Ruffin had many admirers among his fellow artists. "Nobody could sing like David Ruffin", said his close friend and colleague Martha Reeves (of Martha and the Vandellas fame). His contemporary, label-mate, and long-time acquaintance Marvin Gaye was particularly impressed with the virility of Ruffin's voice. Gaye said Ruffin's work "made me remember that when a lot of women listen to music, they want to feel the power of a real man.

Daryl Hall said, "His voice had a certain glorious anguish that spoke to people on many emotional levels". Ruffin himself said, "I don't know what kind of voice I have, I really don't...it's just about the feeling I get for the song".

Rod Stewart said: "['I Wish It Would Rain'] jumped out of the speakers and ravished my soul". Stewart would later become friends with Ruffin. "His voice was so powerful—like a foghorn on the Queen Mary", Stewart told Rolling Stone in 2005.

The cover art of Ruffin's last album, Gentleman Ruffin, was the inspiration for the art of rapper Wiz Khalifa's mixtape Kush & Orange Juice.

In 2013, David Ruffin was inducted twice into the Rhythm & Blues Music Hall of Fame at Cleveland State University. He is inducted as a solo artist and member of the Temptations. Ruffin is also inducted into the Mississippi Musicians Hall of Fame.

In June 2019, the city of Detroit unveiled "David Ruffin Avenue" as the secondary street name where he formerly lived at 17385 Parkside. The ceremony was hosted by the founder LaMont Robinson of the National Rhythm & Blues Hall of Fame. It was attended by Ruffin's family and friends including Martha Reeves and Mary Wilson.

On October 26, 2019, the city of Meridian ceremonially named a section of 8th Street near the Temple Theatre "David Ruffin Boulevard. Ruffin was born in nearby rural Whynot, but claimed Meridian as home. Ruffin's family was in attendance for the honor and the unveiling of his star on Mississippi's Arts + Entertainment Experience's walk of fame. During the celebrations, Jackson State University's "Sonic Boom of the South" marching band led a parade. Lamont Robinson, head of the National Rhythm & Blues Hall of Fame and also Ruffin's son-in-law, presented the idea to Meridian.

In 1998, NBC aired The Temptations, a four-hour television miniseries about the group's career, Ruffin was portrayed by Leon Robinson (who is usually credited as simply "Leon" as his professional name)

Grand Puba of Brand Nubian referenced the singer on the 1990 single "All for One", stating: "I hit a beat and swing a note as if my name was David Ruffin."

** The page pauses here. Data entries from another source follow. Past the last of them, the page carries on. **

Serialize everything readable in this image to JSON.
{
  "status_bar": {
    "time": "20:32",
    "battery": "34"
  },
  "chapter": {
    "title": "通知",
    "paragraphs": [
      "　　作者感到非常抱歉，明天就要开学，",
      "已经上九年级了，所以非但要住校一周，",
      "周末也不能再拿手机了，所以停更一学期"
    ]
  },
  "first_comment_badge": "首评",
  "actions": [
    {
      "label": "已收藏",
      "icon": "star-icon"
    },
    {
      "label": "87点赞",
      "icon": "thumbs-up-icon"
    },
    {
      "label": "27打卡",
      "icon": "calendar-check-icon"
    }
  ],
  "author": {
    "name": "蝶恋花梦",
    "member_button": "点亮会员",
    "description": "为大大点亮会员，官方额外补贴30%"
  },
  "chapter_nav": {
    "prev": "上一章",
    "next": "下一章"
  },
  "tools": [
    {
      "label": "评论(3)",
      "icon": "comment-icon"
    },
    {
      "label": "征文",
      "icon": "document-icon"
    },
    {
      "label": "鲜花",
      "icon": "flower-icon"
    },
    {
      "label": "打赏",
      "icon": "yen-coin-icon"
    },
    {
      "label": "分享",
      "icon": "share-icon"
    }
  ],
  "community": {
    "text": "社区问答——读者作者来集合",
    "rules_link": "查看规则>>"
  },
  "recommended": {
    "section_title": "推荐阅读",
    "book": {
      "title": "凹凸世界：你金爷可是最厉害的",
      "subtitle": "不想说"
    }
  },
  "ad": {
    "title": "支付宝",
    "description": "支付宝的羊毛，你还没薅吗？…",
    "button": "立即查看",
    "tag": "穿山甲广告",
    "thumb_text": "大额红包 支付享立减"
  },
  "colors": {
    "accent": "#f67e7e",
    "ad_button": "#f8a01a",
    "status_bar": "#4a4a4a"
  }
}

Rapper Machine Gun Kelly also referenced the singer in his 2013 song "See My Tears" stating: "Fought every temptation shit, I guess I'm David Ruffin, huh?" In 2019, rapper Lil Durk referenced David Ruffin on a song of the same name, off his mixtape “Love Songs 4 the Streets 2.” The song states “I know a killer who got inside that jam we call him David Ruffin, and they didn’t even use his statement so he sang for nothing.” The track references Ruffin’s singing abilities metaphorically, as “singing” is slang in many urban neighborhoods for snitching, or telling on someone to law enforcement in order to get a lighter sentence. But, the Feds didn’t end up using his statement, so he did all that for nothing. Little Brother sampled Ruffin's song Slow Dance for their song Slow It Down

The first song on Fall Out Boy's 2005 CD From Under the Cork Tree was to have been titled "My Name is David Ruffin...and These are The Temptations," but for legal reasons the name was changed to "Our Lawyer Made Us Change the Name of This Song So We Wouldn't Get Sued."

Hip-hop group Hotstylz used Ruffin's song and referred to his name on their single "Lookin' Boy".

NLE Choppa referenced Ruffin on Polo G's 2020 single, "Go Stupid" stating: "Givin' niggas temptation like he David Ruffin".

American rap rock group Gym Class Heroes references Ruffin in the 2008 song "Like Father, Like Son (Papa's Song)" from their album The Quilt stating: "I never understood temptation. But I guess we both got a little David Ruffin in us."

Ruffin is portrayed in the Broadway musical, Ain't Too Proud, by Ephraim Sykes.

Ruffin's performance at the 1969 Harlem Cultural Festival was featured in the award-winning documentary film Summer of Soul, directed by Questlove.